The more you persist, the easier it becomes to succeed. The more you try, the more you can achieve. With persistence, anything is possible.
With persistence, you can achieve anything you set your mind to. Persistence isn’t about giving up; it’s about going the extra mile.
The key to overcoming Procrastination is to learn how to manage your energy and stay motivated. However, it’s also important to understand that no one is immune to procrastination. Everyone experiences it from time to time.
However, with enough effort and perseverance, Procrastination can be overcome. So don’t give up on yourself!
the effect of stress on procrastination
Research has found that people’s tendencies to procrastinate are largely determined by their thermodynamics. Thermodynamics is the study of the laws that govern the change of energy in systems. It is based on the idea that energy can neither be created nor destroyed, but can only be changed from one form to another.
When someone is faced with a stressful situation, their body responds by releasing adrenaline and cortisol. These hormones lead to an increase in energy expenditure and a decrease in energy intake. This essentially causes a decrease in entropy in the system.
Because entropy is a measure of disorder, this decrease makes it more difficult for the person to resist temptation and get focused on their work. It also leads to a greater sense of stress and worry, which can further contribute to procrastination.
However, there are also some positive outcomes to stress.

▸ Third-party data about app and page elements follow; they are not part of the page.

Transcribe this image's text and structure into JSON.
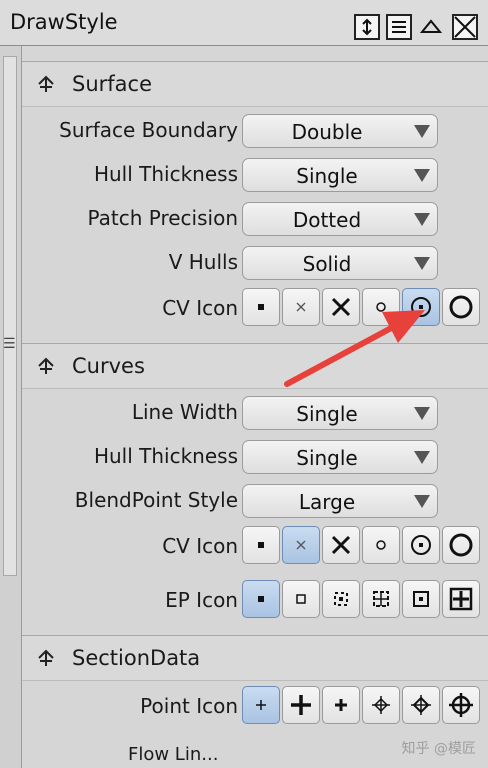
{
  "window": {
    "title": "DrawStyle"
  },
  "sections": [
    {
      "label": "Surface",
      "rows": [
        {
          "label": "Surface Boundary",
          "value": "Double"
        },
        {
          "label": "Hull Thickness",
          "value": "Single"
        },
        {
          "label": "Patch Precision",
          "value": "Dotted"
        },
        {
          "label": "V Hulls",
          "value": "Solid"
        }
      ],
      "icon_row": {
        "label": "CV Icon",
        "selected_index": 4
      }
    },
    {
      "label": "Curves",
      "rows": [
        {
          "label": "Line Width",
          "value": "Single"
        },
        {
          "label": "Hull Thickness",
          "value": "Single"
        },
        {
          "label": "BlendPoint Style",
          "value": "Large"
        }
      ],
      "cv_icon_row": {
        "label": "CV Icon",
        "selected_index": 1
      },
      "ep_icon_row": {
        "label": "EP Icon",
        "selected_index": 0
      }
    },
    {
      "label": "SectionData",
      "point_icon_row": {
        "label": "Point Icon",
        "selected_index": 0
      },
      "partial_label": "Flow Lin..."
    }
  ],
  "annotation": {
    "arrow_color": "#e8403a"
  },
  "watermark": "知乎 @模匠"
}
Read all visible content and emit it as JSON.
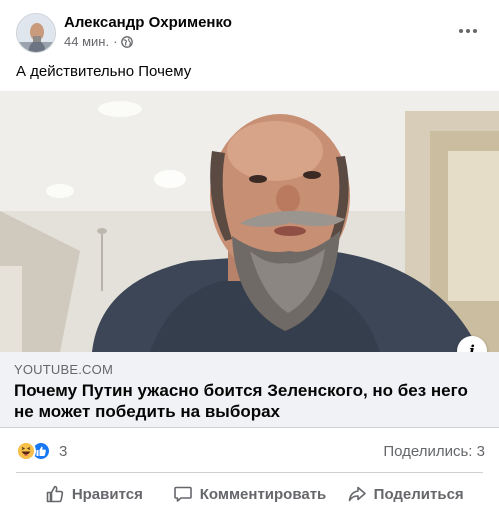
{
  "post": {
    "author": "Александр Охрименко",
    "time": "44 мин.",
    "separator": "·",
    "privacy_icon": "globe-icon",
    "text": "А действительно Почему"
  },
  "link": {
    "domain": "YOUTUBE.COM",
    "title": "Почему Путин ужасно боится Зеленского, но без него не может победить на выборах",
    "info_icon_label": "i"
  },
  "reactions": {
    "icons": [
      "haha-icon",
      "like-icon"
    ],
    "count": "3"
  },
  "shares": {
    "label": "Поделились: 3"
  },
  "actions": {
    "like": "Нравится",
    "comment": "Комментировать",
    "share": "Поделиться"
  },
  "colors": {
    "accent": "#1877f2",
    "secondary_text": "#65676b",
    "link_bg": "#f0f2f5"
  }
}
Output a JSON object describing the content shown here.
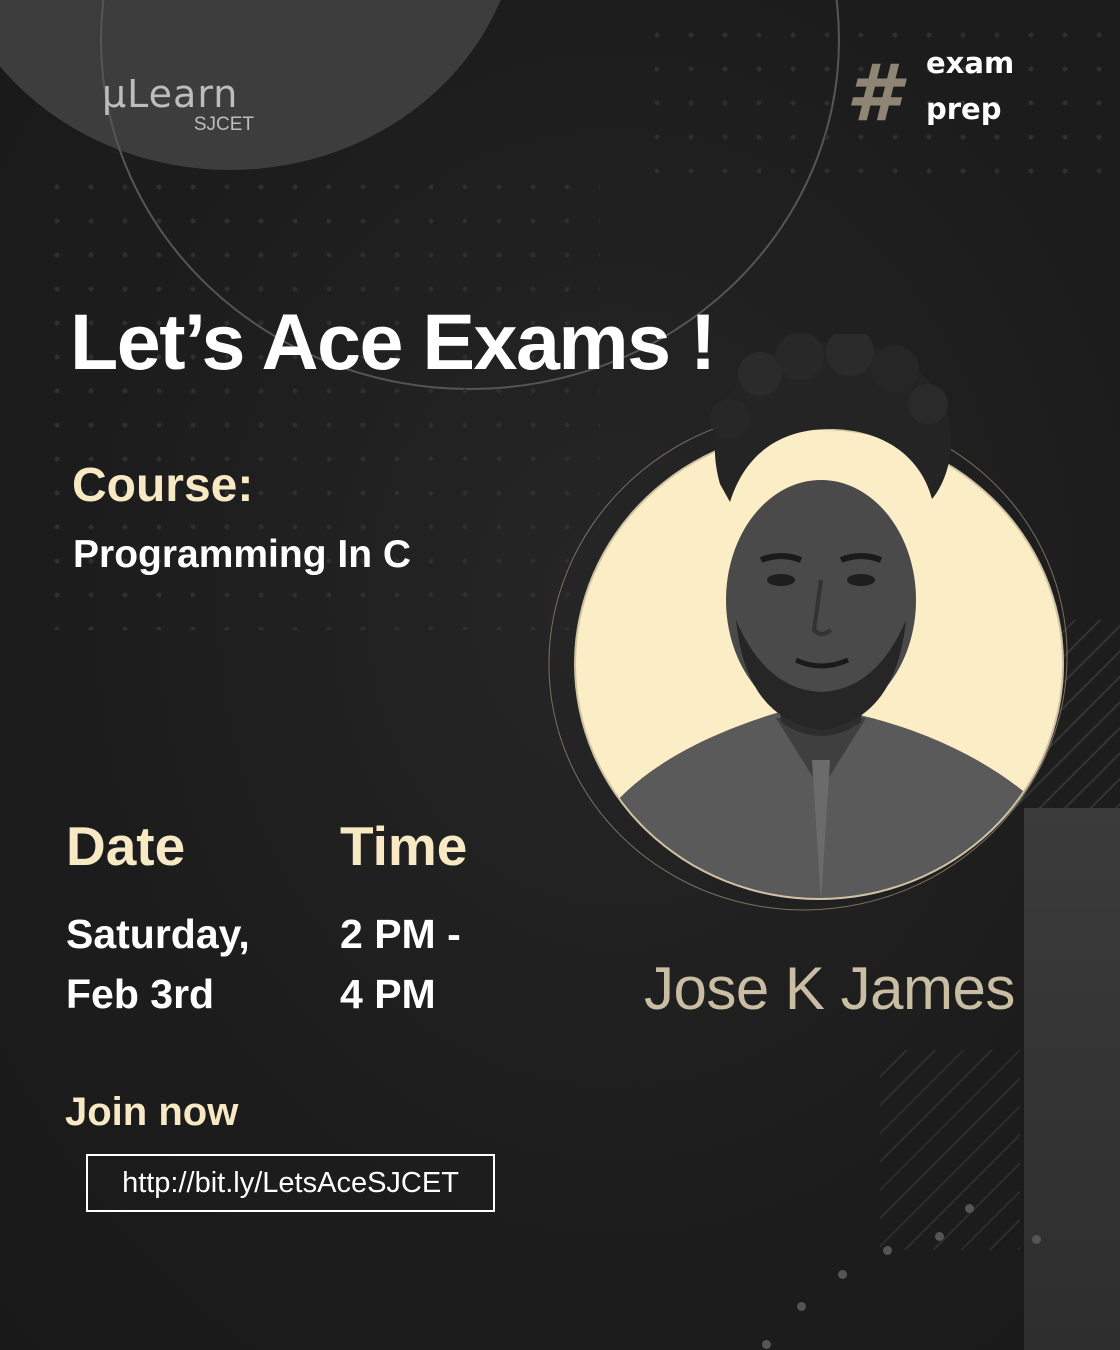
{
  "brand": {
    "logo_main": "µLearn",
    "logo_sub": "SJCET"
  },
  "tag": {
    "symbol": "#",
    "line1": "exam",
    "line2": "prep"
  },
  "headline": "Let’s Ace Exams !",
  "course": {
    "label": "Course:",
    "value": "Programming In C"
  },
  "date": {
    "label": "Date",
    "line1": "Saturday,",
    "line2": "Feb 3rd"
  },
  "time": {
    "label": "Time",
    "line1": "2 PM -",
    "line2": "4 PM"
  },
  "join": {
    "label": "Join now",
    "link": "http://bit.ly/LetsAceSJCET"
  },
  "speaker": {
    "name": "Jose K James"
  },
  "colors": {
    "background": "#1c1c1c",
    "accent_cream": "#f7e9c4",
    "portrait_circle": "#fbedc6",
    "speaker_name": "#c9bea3",
    "hash_tag": "#8f8574"
  }
}
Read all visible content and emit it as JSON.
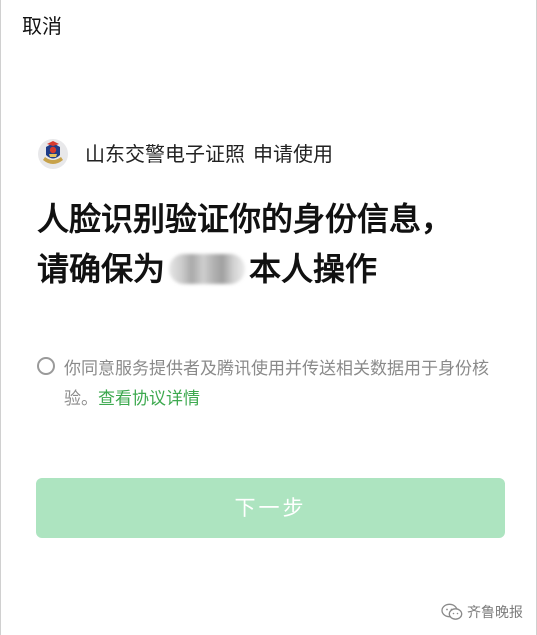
{
  "header": {
    "cancel_label": "取消"
  },
  "app": {
    "name": "山东交警电子证照",
    "action": "申请使用",
    "logo_icon": "police-badge-icon"
  },
  "headline": {
    "line1": "人脸识别验证你的身份信息，",
    "line2_prefix": "请确保为",
    "line2_suffix": "本人操作"
  },
  "agreement": {
    "text": "你同意服务提供者及腾讯使用并传送相关数据用于身份核验。",
    "link_text": "查看协议详情",
    "checked": false
  },
  "next_button": {
    "label": "下一步",
    "enabled": false
  },
  "watermark": {
    "text": "齐鲁晚报",
    "icon": "wechat-icon"
  },
  "colors": {
    "link": "#3da94f",
    "button_disabled": "#ade4c0",
    "secondary_text": "#8a8a8a"
  }
}
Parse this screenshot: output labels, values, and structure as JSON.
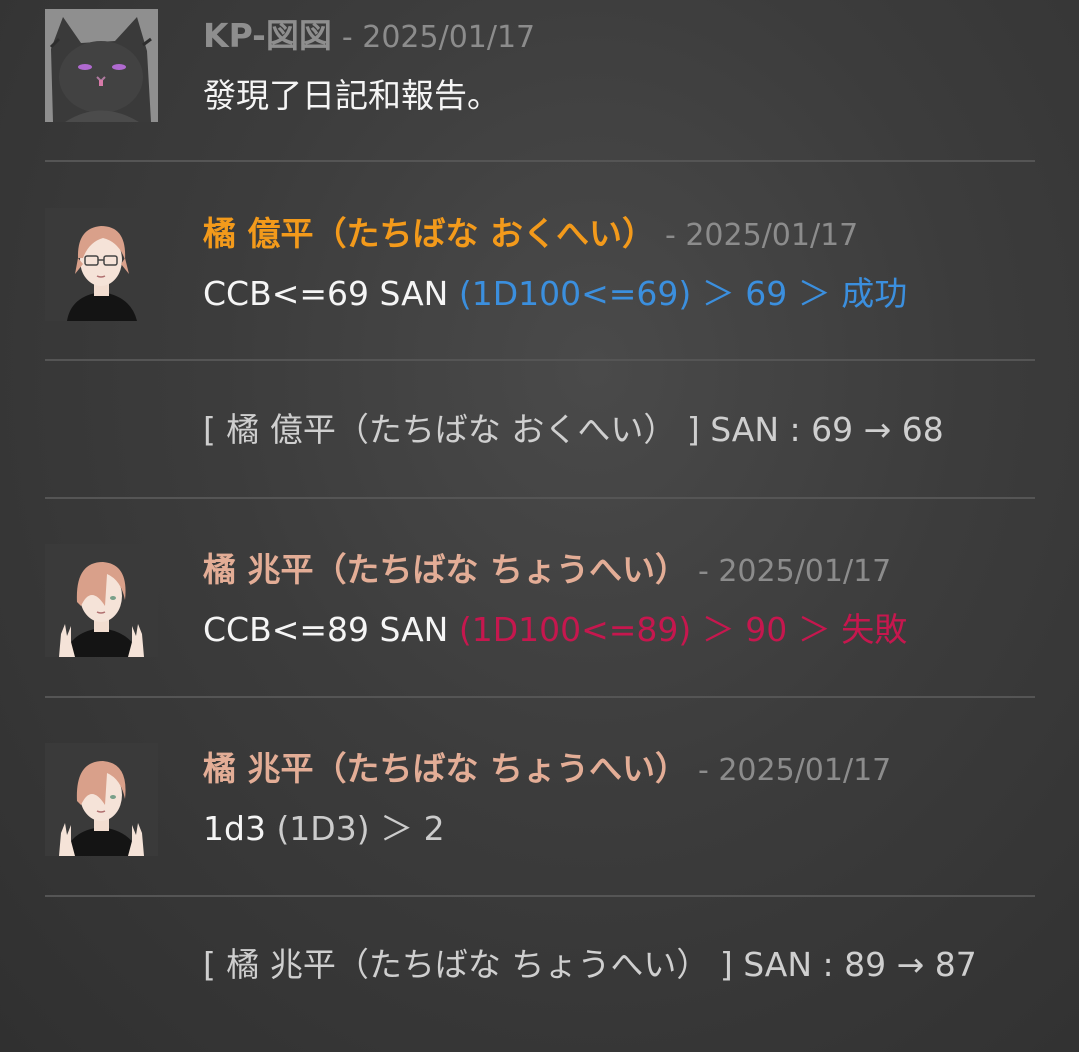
{
  "messages": [
    {
      "speaker": "KP-図図",
      "speaker_color": "#8e8e8e",
      "date": "- 2025/01/17",
      "body": "發現了日記和報告。",
      "avatar": "black-cat-avatar"
    },
    {
      "speaker": "橘 億平（たちばな おくへい）",
      "speaker_color": "#f39a1b",
      "date": "- 2025/01/17",
      "body_prefix": "CCB<=69 SAN ",
      "body_result": "(1D100<=69) ＞ 69 ＞ 成功",
      "result_color": "#3b8fde",
      "avatar": "glasses-man-avatar"
    },
    {
      "system_text": "[ 橘 億平（たちばな おくへい） ] SAN : 69 → 68"
    },
    {
      "speaker": "橘 兆平（たちばな ちょうへい）",
      "speaker_color": "#e3ad96",
      "date": "- 2025/01/17",
      "body_prefix": "CCB<=89 SAN ",
      "body_result": "(1D100<=89) ＞ 90 ＞ 失敗",
      "result_color": "#c6174e",
      "avatar": "peace-sign-man-avatar"
    },
    {
      "speaker": "橘 兆平（たちばな ちょうへい）",
      "speaker_color": "#e3ad96",
      "date": "- 2025/01/17",
      "body_prefix": "1d3 ",
      "body_result": "(1D3) ＞ 2",
      "result_color": "#cccccc",
      "avatar": "peace-sign-man-avatar"
    },
    {
      "system_text": "[ 橘 兆平（たちばな ちょうへい） ] SAN : 89 → 87"
    }
  ]
}
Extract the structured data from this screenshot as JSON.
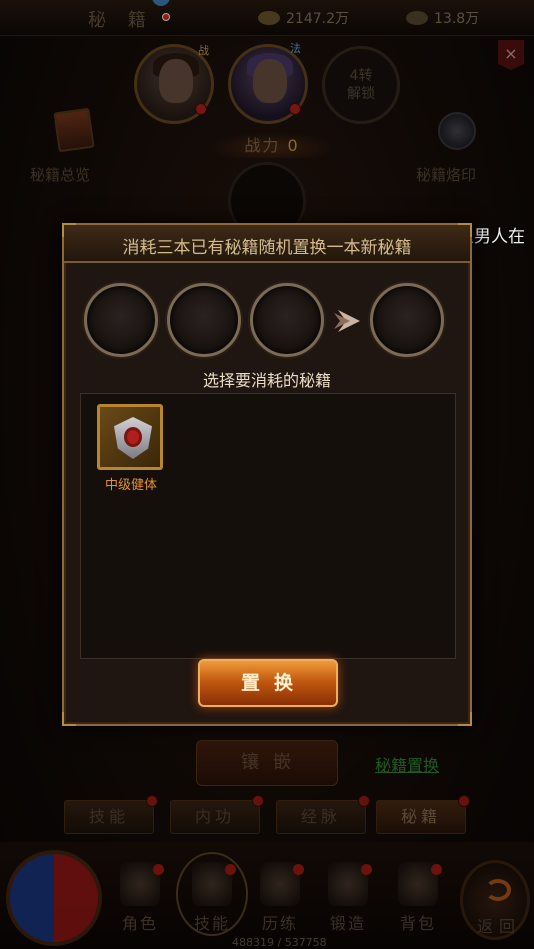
{
  "background": {
    "screen_title": "秘 籍",
    "currency_gold": "2147.2万",
    "currency_ingot": "13.8万",
    "close_label": "×",
    "portrait_tag_1": "战",
    "portrait_tag_2": "法",
    "empty_slot_line1": "4转",
    "empty_slot_line2": "解锁",
    "combat_power_label": "战力",
    "combat_power_value": "0",
    "left_feature_label": "秘籍总览",
    "right_feature_label": "秘籍烙印",
    "lower_button_label": "镶嵌",
    "swap_link_label": "秘籍置换",
    "tabs": [
      {
        "label": "技能",
        "active": false
      },
      {
        "label": "内功",
        "active": false
      },
      {
        "label": "经脉",
        "active": false
      },
      {
        "label": "秘籍",
        "active": true
      }
    ],
    "bottom_nav": [
      {
        "label": "角色",
        "icon": "character-icon"
      },
      {
        "label": "技能",
        "icon": "skill-icon"
      },
      {
        "label": "历练",
        "icon": "training-icon"
      },
      {
        "label": "锻造",
        "icon": "forge-icon"
      },
      {
        "label": "背包",
        "icon": "bag-icon"
      }
    ],
    "back_label": "返回",
    "exp_text": "488319 / 537758"
  },
  "marquee": {
    "text": "情义男人在",
    "highlight": "",
    "highlight_color": "#f4d12a"
  },
  "dialog": {
    "title": "消耗三本已有秘籍随机置换一本新秘籍",
    "select_hint": "选择要消耗的秘籍",
    "consume_slots": [
      "empty",
      "empty",
      "empty"
    ],
    "result_slot": "empty",
    "items": [
      {
        "name": "中级健体",
        "icon": "shield-icon",
        "rarity_color": "#b8862e"
      }
    ],
    "confirm_label": "置换"
  },
  "colors": {
    "accent_orange": "#e8902e",
    "button_orange": "#c25a10",
    "link_green": "#2f8a36"
  }
}
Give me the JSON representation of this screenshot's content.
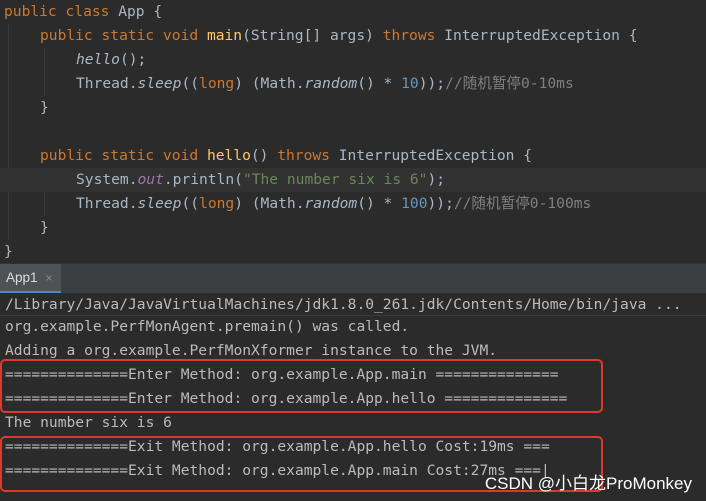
{
  "code": {
    "line1": {
      "kw": "public class ",
      "name": "App",
      "brace": " {"
    },
    "line2": {
      "kw1": "public static void ",
      "fn": "main",
      "p1": "(String[] args) ",
      "kw2": "throws",
      "p2": " InterruptedException {"
    },
    "line3": {
      "call": "hello",
      "tail": "();"
    },
    "line4": {
      "cls": "Thread.",
      "method": "sleep",
      "p1": "((",
      "kw": "long",
      "p2": ") (Math.",
      "rnd": "random",
      "p3": "() * ",
      "num": "10",
      "p4": "));",
      "comment": "//随机暂停0-10ms"
    },
    "line5": {
      "brace": "}"
    },
    "line7": {
      "kw1": "public static void ",
      "fn": "hello",
      "p1": "() ",
      "kw2": "throws",
      "p2": " InterruptedException {"
    },
    "line8": {
      "cls": "System.",
      "field": "out",
      "p1": ".println(",
      "str": "\"The number six is 6\"",
      "p2": ");"
    },
    "line9": {
      "cls": "Thread.",
      "method": "sleep",
      "p1": "((",
      "kw": "long",
      "p2": ") (Math.",
      "rnd": "random",
      "p3": "() * ",
      "num": "100",
      "p4": "));",
      "comment": "//随机暂停0-100ms"
    },
    "line10": {
      "brace": "}"
    },
    "line11": {
      "brace": "}"
    }
  },
  "run_tab": {
    "label": "App1",
    "close": "×"
  },
  "console": {
    "lines": [
      "/Library/Java/JavaVirtualMachines/jdk1.8.0_261.jdk/Contents/Home/bin/java ...",
      "org.example.PerfMonAgent.premain() was called.",
      "Adding a org.example.PerfMonXformer instance to the JVM.",
      "==============Enter Method: org.example.App.main ==============",
      "==============Enter Method: org.example.App.hello ==============",
      "The number six is 6",
      "==============Exit Method: org.example.App.hello Cost:19ms ===",
      "==============Exit Method: org.example.App.main Cost:27ms ===|"
    ]
  },
  "watermark": "CSDN @小白龙ProMonkey",
  "colors": {
    "keyword": "#cc7832",
    "function": "#ffc66d",
    "number": "#6897bb",
    "string": "#6a8759",
    "comment": "#808080",
    "highlight_box": "#e0382e"
  }
}
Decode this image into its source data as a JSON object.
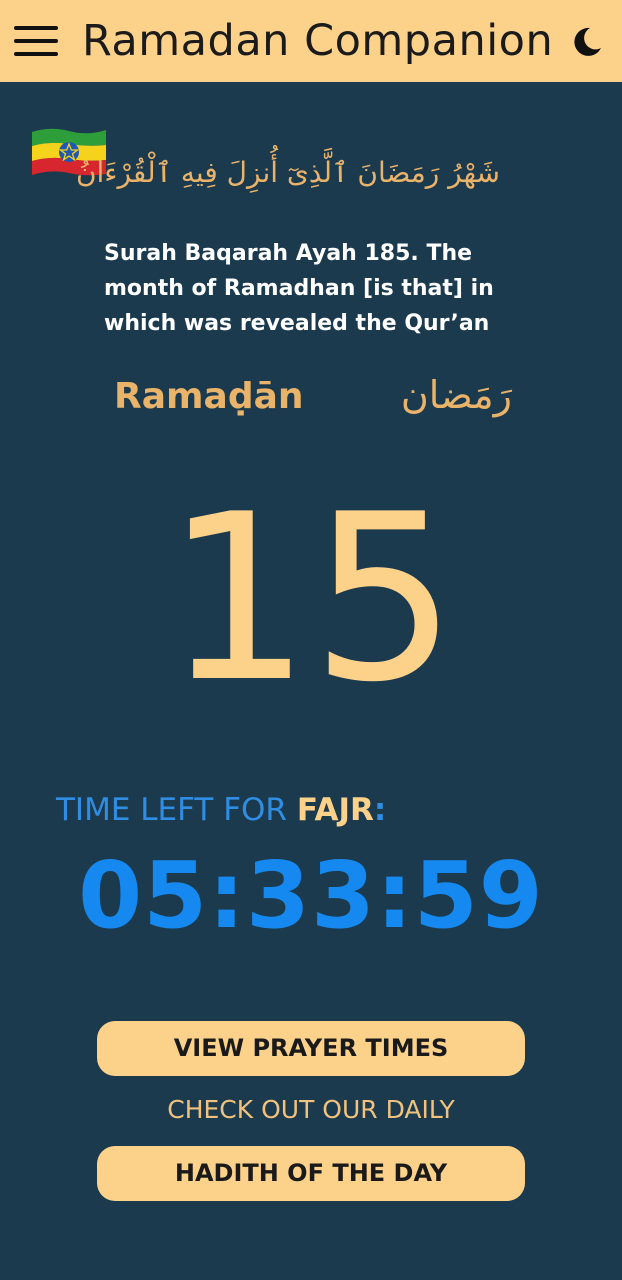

For example, it can increase motivation and perseverance. It can also make it easier to stay focused on a task. And finally, it can help us adapt to difficult situations.
the solace of repetition
According to the study published in the journal „Psychology of Learning and Motivation,“ people’s tendencies to procrastinate are largely determined by their thermodynamics. This is because repeated tasks (especially when they are difficult) can lead to an increase in entropy. entropy is a measure of how ordered or chaotic something is. It is often used to describe the degree of disorder or chaos within a system.
entropy can be thought of as the equivalent of a machine’s „fuel gauge.“ In other words, it tells us how much energy is in a system and how much more work needs to be done in order to keep it operating at its highest level.
One of the most important things that entropy tells us is how much work has been completed and how much work still needs to be done. It can also help us to understand what causes our emotions – like stress, anxiety, or boredom – to start to build.
The study’s authors note that there are several reasons why repeated tasks can lead to an increase in entropy. First, it can cause tasks to become less efficient. This means that less energy is spent on completing them, which can lead to increased frustration and eventually, procrastination.
Second, repeated tasks can lead to a decrease in the amount of focus and concentration that is put into them. This means that completion of the task becomes less important, and focus shifts towards other aspects of the task that are more enjoyable or fulfilling (like enjoying the environment or socializing with others).
And finally, repeated tasks can lead to an increase in the amount of randomness present in the process. This means that the task becomes less predictable and easier to resist.
So, while it may not be easy, keeping yourself organized and focusing on one task at a time is key to avoiding the hidden costs of procrastination and achieving greater levels of efficiency and productivity.
It seems that the thermodynamics of Procrastination is largely determined by our tendencies. We can either be disposed to procrastinate, or we can fight against it, but in the end, it seems like our tendencies will prevail. This information can help us to better understand why we often find it difficult to push through with our work, and why it is so important to be mindful of our energy levels.